For this task, copy the data that follows exactly, keeping every character.

> **Source data**:
+++
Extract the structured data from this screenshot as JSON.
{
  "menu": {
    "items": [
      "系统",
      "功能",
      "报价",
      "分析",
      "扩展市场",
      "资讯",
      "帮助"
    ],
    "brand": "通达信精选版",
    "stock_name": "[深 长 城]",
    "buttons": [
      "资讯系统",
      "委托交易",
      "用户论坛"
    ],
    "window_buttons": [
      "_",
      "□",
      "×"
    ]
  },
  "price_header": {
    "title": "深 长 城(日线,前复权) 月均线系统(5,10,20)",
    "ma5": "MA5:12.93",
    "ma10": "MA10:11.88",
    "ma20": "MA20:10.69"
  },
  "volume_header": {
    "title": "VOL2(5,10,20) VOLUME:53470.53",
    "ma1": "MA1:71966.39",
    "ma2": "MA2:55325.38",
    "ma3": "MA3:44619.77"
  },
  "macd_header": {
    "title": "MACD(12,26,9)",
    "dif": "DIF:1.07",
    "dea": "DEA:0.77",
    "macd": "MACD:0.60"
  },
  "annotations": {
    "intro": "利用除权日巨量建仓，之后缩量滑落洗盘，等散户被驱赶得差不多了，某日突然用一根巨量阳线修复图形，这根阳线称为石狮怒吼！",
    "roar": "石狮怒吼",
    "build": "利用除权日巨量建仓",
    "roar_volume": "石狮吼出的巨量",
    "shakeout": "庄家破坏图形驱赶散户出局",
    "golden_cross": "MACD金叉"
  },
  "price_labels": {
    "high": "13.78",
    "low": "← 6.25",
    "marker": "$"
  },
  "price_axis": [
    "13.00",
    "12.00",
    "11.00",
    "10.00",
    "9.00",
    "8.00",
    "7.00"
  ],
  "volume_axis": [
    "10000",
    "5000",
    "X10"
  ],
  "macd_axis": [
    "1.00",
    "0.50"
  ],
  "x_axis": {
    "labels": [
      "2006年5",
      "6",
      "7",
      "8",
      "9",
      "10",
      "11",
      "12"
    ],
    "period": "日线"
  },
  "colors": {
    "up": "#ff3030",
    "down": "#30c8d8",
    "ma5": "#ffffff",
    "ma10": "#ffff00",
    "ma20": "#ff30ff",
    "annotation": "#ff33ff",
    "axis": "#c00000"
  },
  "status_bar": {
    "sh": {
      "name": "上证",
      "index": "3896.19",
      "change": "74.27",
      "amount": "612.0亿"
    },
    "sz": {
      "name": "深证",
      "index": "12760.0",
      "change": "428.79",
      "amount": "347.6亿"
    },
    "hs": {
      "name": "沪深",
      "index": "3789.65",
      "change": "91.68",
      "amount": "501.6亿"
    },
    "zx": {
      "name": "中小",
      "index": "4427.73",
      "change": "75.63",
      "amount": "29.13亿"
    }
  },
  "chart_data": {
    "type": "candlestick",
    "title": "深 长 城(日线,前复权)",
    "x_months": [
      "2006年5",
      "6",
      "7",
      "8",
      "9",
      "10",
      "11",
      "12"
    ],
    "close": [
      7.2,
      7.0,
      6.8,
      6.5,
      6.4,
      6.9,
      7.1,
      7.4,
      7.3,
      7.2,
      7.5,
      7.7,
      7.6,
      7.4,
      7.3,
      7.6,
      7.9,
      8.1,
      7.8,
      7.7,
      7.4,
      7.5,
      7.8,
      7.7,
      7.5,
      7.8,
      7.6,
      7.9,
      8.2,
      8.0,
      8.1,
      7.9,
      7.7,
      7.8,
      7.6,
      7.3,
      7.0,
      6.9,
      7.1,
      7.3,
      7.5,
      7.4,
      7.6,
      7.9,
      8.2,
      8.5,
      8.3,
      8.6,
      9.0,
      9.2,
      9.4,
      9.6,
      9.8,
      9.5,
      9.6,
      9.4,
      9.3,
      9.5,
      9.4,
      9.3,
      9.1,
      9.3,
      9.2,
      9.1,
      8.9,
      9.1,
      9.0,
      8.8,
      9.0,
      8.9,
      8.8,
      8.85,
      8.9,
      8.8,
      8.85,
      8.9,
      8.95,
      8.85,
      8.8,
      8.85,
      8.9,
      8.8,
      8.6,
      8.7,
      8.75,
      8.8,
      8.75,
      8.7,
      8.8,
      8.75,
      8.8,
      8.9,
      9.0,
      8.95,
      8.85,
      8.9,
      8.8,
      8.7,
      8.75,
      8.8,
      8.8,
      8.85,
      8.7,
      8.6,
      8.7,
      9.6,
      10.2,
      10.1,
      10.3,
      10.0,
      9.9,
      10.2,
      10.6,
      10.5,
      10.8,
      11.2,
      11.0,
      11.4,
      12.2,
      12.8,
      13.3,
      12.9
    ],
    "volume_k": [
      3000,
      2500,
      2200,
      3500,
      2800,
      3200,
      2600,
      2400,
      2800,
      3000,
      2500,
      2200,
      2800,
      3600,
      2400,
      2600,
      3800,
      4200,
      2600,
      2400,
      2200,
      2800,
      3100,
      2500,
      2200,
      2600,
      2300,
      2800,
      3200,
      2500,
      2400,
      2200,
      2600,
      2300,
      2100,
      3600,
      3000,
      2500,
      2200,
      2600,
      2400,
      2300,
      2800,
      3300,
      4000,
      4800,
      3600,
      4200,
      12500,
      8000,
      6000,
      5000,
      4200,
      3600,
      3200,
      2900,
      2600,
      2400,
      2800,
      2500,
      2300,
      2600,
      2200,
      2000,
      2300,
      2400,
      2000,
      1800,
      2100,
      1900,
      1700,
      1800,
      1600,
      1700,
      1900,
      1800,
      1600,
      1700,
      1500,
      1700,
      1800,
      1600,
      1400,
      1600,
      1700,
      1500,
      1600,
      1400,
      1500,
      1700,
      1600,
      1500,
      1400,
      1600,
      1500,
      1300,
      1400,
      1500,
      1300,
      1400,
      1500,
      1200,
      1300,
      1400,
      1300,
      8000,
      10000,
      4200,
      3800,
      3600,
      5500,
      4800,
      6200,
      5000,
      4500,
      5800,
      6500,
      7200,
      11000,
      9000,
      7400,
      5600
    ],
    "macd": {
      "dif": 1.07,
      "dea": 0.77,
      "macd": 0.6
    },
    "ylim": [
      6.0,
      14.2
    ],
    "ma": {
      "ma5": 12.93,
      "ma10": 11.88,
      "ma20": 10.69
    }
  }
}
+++
> **Exercise answer**:
Extract the structured data from this screenshot as JSON.
{
  "menu": {
    "items": [
      "系统",
      "功能",
      "报价",
      "分析",
      "扩展市场",
      "资讯",
      "帮助"
    ],
    "brand": "通达信精选版",
    "stock_name": "[深 长 城]",
    "buttons": [
      "资讯系统",
      "委托交易",
      "用户论坛"
    ],
    "window_buttons": [
      "_",
      "□",
      "×"
    ]
  },
  "price_header": {
    "title": "深 长 城(日线,前复权) 月均线系统(5,10,20)",
    "ma5": "MA5:12.93",
    "ma10": "MA10:11.88",
    "ma20": "MA20:10.69"
  },
  "volume_header": {
    "title": "VOL2(5,10,20) VOLUME:53470.53",
    "ma1": "MA1:71966.39",
    "ma2": "MA2:55325.38",
    "ma3": "MA3:44619.77"
  },
  "macd_header": {
    "title": "MACD(12,26,9)",
    "dif": "DIF:1.07",
    "dea": "DEA:0.77",
    "macd": "MACD:0.60"
  },
  "annotations": {
    "intro": "利用除权日巨量建仓，之后缩量滑落洗盘，等散户被驱赶得差不多了，某日突然用一根巨量阳线修复图形，这根阳线称为石狮怒吼！",
    "roar": "石狮怒吼",
    "build": "利用除权日巨量建仓",
    "roar_volume": "石狮吼出的巨量",
    "shakeout": "庄家破坏图形驱赶散户出局",
    "golden_cross": "MACD金叉"
  },
  "price_labels": {
    "high": "13.78",
    "low": "← 6.25",
    "marker": "$"
  },
  "price_axis": [
    "13.00",
    "12.00",
    "11.00",
    "10.00",
    "9.00",
    "8.00",
    "7.00"
  ],
  "volume_axis": [
    "10000",
    "5000",
    "X10"
  ],
  "macd_axis": [
    "1.00",
    "0.50"
  ],
  "x_axis": {
    "labels": [
      "2006年5",
      "6",
      "7",
      "8",
      "9",
      "10",
      "11",
      "12"
    ],
    "period": "日线"
  },
  "colors": {
    "up": "#ff3030",
    "down": "#30c8d8",
    "ma5": "#ffffff",
    "ma10": "#ffff00",
    "ma20": "#ff30ff",
    "annotation": "#ff33ff",
    "axis": "#c00000"
  },
  "status_bar": {
    "sh": {
      "name": "上证",
      "index": "3896.19",
      "change": "74.27",
      "amount": "612.0亿"
    },
    "sz": {
      "name": "深证",
      "index": "12760.0",
      "change": "428.79",
      "amount": "347.6亿"
    },
    "hs": {
      "name": "沪深",
      "index": "3789.65",
      "change": "91.68",
      "amount": "501.6亿"
    },
    "zx": {
      "name": "中小",
      "index": "4427.73",
      "change": "75.63",
      "amount": "29.13亿"
    }
  },
  "chart_data": {
    "type": "candlestick",
    "title": "深 长 城(日线,前复权)",
    "x_months": [
      "2006年5",
      "6",
      "7",
      "8",
      "9",
      "10",
      "11",
      "12"
    ],
    "close": [
      7.2,
      7.0,
      6.8,
      6.5,
      6.4,
      6.9,
      7.1,
      7.4,
      7.3,
      7.2,
      7.5,
      7.7,
      7.6,
      7.4,
      7.3,
      7.6,
      7.9,
      8.1,
      7.8,
      7.7,
      7.4,
      7.5,
      7.8,
      7.7,
      7.5,
      7.8,
      7.6,
      7.9,
      8.2,
      8.0,
      8.1,
      7.9,
      7.7,
      7.8,
      7.6,
      7.3,
      7.0,
      6.9,
      7.1,
      7.3,
      7.5,
      7.4,
      7.6,
      7.9,
      8.2,
      8.5,
      8.3,
      8.6,
      9.0,
      9.2,
      9.4,
      9.6,
      9.8,
      9.5,
      9.6,
      9.4,
      9.3,
      9.5,
      9.4,
      9.3,
      9.1,
      9.3,
      9.2,
      9.1,
      8.9,
      9.1,
      9.0,
      8.8,
      9.0,
      8.9,
      8.8,
      8.85,
      8.9,
      8.8,
      8.85,
      8.9,
      8.95,
      8.85,
      8.8,
      8.85,
      8.9,
      8.8,
      8.6,
      8.7,
      8.75,
      8.8,
      8.75,
      8.7,
      8.8,
      8.75,
      8.8,
      8.9,
      9.0,
      8.95,
      8.85,
      8.9,
      8.8,
      8.7,
      8.75,
      8.8,
      8.8,
      8.85,
      8.7,
      8.6,
      8.7,
      9.6,
      10.2,
      10.1,
      10.3,
      10.0,
      9.9,
      10.2,
      10.6,
      10.5,
      10.8,
      11.2,
      11.0,
      11.4,
      12.2,
      12.8,
      13.3,
      12.9
    ],
    "volume_k": [
      3000,
      2500,
      2200,
      3500,
      2800,
      3200,
      2600,
      2400,
      2800,
      3000,
      2500,
      2200,
      2800,
      3600,
      2400,
      2600,
      3800,
      4200,
      2600,
      2400,
      2200,
      2800,
      3100,
      2500,
      2200,
      2600,
      2300,
      2800,
      3200,
      2500,
      2400,
      2200,
      2600,
      2300,
      2100,
      3600,
      3000,
      2500,
      2200,
      2600,
      2400,
      2300,
      2800,
      3300,
      4000,
      4800,
      3600,
      4200,
      12500,
      8000,
      6000,
      5000,
      4200,
      3600,
      3200,
      2900,
      2600,
      2400,
      2800,
      2500,
      2300,
      2600,
      2200,
      2000,
      2300,
      2400,
      2000,
      1800,
      2100,
      1900,
      1700,
      1800,
      1600,
      1700,
      1900,
      1800,
      1600,
      1700,
      1500,
      1700,
      1800,
      1600,
      1400,
      1600,
      1700,
      1500,
      1600,
      1400,
      1500,
      1700,
      1600,
      1500,
      1400,
      1600,
      1500,
      1300,
      1400,
      1500,
      1300,
      1400,
      1500,
      1200,
      1300,
      1400,
      1300,
      8000,
      10000,
      4200,
      3800,
      3600,
      5500,
      4800,
      6200,
      5000,
      4500,
      5800,
      6500,
      7200,
      11000,
      9000,
      7400,
      5600
    ],
    "macd": {
      "dif": 1.07,
      "dea": 0.77,
      "macd": 0.6
    },
    "ylim": [
      6.0,
      14.2
    ],
    "ma": {
      "ma5": 12.93,
      "ma10": 11.88,
      "ma20": 10.69
    }
  }
}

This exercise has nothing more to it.